Film for Tuesday night.
Unlike the stuff we writers produce, art and music seem to make no demands of those who encounter it. The artist puts it out there---hangs it on the wall, pours it through speakers---and the public responds. They see it. They hear it. They get on with their day, likely the better for having encountered these … Continue reading The Portable Art
Why do the murders keep happening? What are we doing to stop them? Can one earnest intern make a difference, when the government he serves keeps shutting itself down? Join the whole Patchworks crew for a bite at The Fed Buffet. Great Falls Library 9830 Georgetown Pike, Great Falls, VA Saturday Feb 3rd, 1:30-4:00 America's next gun … Continue reading Swamp Talk
Five weeks of surfing stretched out before me off the white beaches of northern Brazil. On the bus from Salvador to Ilheus, a teacher on summer leave, a young man with no duties, I felt the ultimate exhilaration of liberty. A peak experience, anticipating surf in the mornings and writing in the breezy shade of … Continue reading Writers’ Tip—Go Away!
I don't know what it is, but I've observed a natural tic in my writing lately. I wish I could call it a style, but it isn't. It isn't something pretty. It's a tic. If I had a tendency to do something that made my writing stand out---Raymond Carver, T.C. Boyle, Zora Neale Hurston---it would be … Continue reading A Tic Is Not A Style
Gun violence isn't the only systemic failure of the federal government to be yodeled at with doomed futility in Patchworks. Furloughs and government shutdowns also pepper a story full of recurring small deaths. There comes a point---moments before the plot's big turn---when two sympathetic colleagues must choose: which of them will take a round of furloughs instead of … Continue reading Rock Paper Scissors Shutdown
Best to look at the problem from the other side. Not aliens on earth---earthlings in space! By far the most memorable version of Space Oddity for me is the one recorded by Canadian astronaut Chris Hadfield during his long sojourn aboard the International Space Station. The lyrics are somewhat different from the original, and so … Continue reading When Researching Aliens
What to read this week? Paul Theroux’s The London Embassy, of course! This day in history U.S. diplomacy with England took over a new location. Our landmark perch in Grosvenor Square is no more.
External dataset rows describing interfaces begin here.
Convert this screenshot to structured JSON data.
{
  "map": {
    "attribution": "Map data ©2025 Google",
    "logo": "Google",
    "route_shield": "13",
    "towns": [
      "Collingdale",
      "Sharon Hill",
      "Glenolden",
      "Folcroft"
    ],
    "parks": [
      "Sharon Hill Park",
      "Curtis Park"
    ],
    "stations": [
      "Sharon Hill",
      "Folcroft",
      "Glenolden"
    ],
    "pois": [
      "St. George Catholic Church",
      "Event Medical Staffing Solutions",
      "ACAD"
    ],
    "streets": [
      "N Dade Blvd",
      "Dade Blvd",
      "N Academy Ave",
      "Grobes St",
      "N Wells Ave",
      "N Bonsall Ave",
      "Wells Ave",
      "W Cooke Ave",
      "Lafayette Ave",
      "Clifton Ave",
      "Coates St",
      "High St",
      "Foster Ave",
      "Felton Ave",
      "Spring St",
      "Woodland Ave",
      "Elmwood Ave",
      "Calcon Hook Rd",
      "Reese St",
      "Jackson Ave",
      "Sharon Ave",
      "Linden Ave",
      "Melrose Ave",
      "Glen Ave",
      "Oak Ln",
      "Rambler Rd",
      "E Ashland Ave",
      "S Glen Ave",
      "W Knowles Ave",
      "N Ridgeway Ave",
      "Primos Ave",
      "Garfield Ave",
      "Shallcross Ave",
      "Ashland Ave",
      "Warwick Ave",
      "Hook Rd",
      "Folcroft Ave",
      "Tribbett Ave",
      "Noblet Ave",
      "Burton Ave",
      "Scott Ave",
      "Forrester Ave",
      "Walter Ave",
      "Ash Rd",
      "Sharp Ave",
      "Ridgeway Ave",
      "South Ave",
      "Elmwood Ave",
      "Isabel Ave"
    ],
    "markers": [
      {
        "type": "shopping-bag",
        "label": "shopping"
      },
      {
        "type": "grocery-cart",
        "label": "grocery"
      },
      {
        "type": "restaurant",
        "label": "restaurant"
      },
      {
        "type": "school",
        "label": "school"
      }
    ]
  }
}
I visited the location once---an aside to the controversy going on right now, and one that makes this move feel deeply … Continue reading The London Embassy
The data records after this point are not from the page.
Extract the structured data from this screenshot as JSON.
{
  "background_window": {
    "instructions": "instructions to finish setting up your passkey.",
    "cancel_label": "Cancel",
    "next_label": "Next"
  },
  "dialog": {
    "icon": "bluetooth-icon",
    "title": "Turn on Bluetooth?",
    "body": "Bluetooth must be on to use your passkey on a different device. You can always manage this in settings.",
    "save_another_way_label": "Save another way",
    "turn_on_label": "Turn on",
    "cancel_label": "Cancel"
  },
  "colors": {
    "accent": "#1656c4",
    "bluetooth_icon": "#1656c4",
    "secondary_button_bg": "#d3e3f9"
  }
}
The rhythm is familiar. Rhythm and familiarity make the work sublime. It can also be a grind but I'll get to that. I've got the bit in my mouth on my latest novel (I, Fisheye) for a little over a month now. December was the swirl of possibilities, the slow whittling or careful nurturing of … Continue reading Writing Regimen: the Five-Two